Description of the task: From the first line to the last, retype the listing without any alteration.

--- START ---

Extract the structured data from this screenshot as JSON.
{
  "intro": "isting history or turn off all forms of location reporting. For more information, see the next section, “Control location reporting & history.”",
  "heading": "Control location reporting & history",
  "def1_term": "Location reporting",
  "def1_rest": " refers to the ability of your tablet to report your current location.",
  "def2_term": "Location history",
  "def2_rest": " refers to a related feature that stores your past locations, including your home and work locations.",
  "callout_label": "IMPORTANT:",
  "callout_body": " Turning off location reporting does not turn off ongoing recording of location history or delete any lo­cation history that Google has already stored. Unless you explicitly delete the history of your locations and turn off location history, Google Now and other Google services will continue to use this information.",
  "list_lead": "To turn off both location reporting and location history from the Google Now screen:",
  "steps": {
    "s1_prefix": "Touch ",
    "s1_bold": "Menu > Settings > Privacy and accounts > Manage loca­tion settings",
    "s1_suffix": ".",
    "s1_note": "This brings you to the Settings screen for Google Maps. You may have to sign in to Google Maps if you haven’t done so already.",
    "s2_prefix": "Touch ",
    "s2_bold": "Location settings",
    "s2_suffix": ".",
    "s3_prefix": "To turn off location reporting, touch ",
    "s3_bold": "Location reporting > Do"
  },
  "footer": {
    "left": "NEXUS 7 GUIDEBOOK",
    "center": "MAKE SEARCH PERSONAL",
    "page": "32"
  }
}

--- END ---

Exercise answer:
Extract the structured data from this screenshot as JSON.
{
  "intro": "isting history or turn off all forms of location reporting. For more information, see the next section, “Control location reporting & history.”",
  "heading": "Control location reporting & history",
  "def1_term": "Location reporting",
  "def1_rest": " refers to the ability of your tablet to report your current location.",
  "def2_term": "Location history",
  "def2_rest": " refers to a related feature that stores your past locations, including your home and work locations.",
  "callout_label": "IMPORTANT:",
  "callout_body": " Turning off location reporting does not turn off ongoing recording of location history or delete any lo­cation history that Google has already stored. Unless you explicitly delete the history of your locations and turn off location history, Google Now and other Google services will continue to use this information.",
  "list_lead": "To turn off both location reporting and location history from the Google Now screen:",
  "steps": {
    "s1_prefix": "Touch ",
    "s1_bold": "Menu > Settings > Privacy and accounts > Manage loca­tion settings",
    "s1_suffix": ".",
    "s1_note": "This brings you to the Settings screen for Google Maps. You may have to sign in to Google Maps if you haven’t done so already.",
    "s2_prefix": "Touch ",
    "s2_bold": "Location settings",
    "s2_suffix": ".",
    "s3_prefix": "To turn off location reporting, touch ",
    "s3_bold": "Location reporting > Do"
  },
  "footer": {
    "left": "NEXUS 7 GUIDEBOOK",
    "center": "MAKE SEARCH PERSONAL",
    "page": "32"
  }
}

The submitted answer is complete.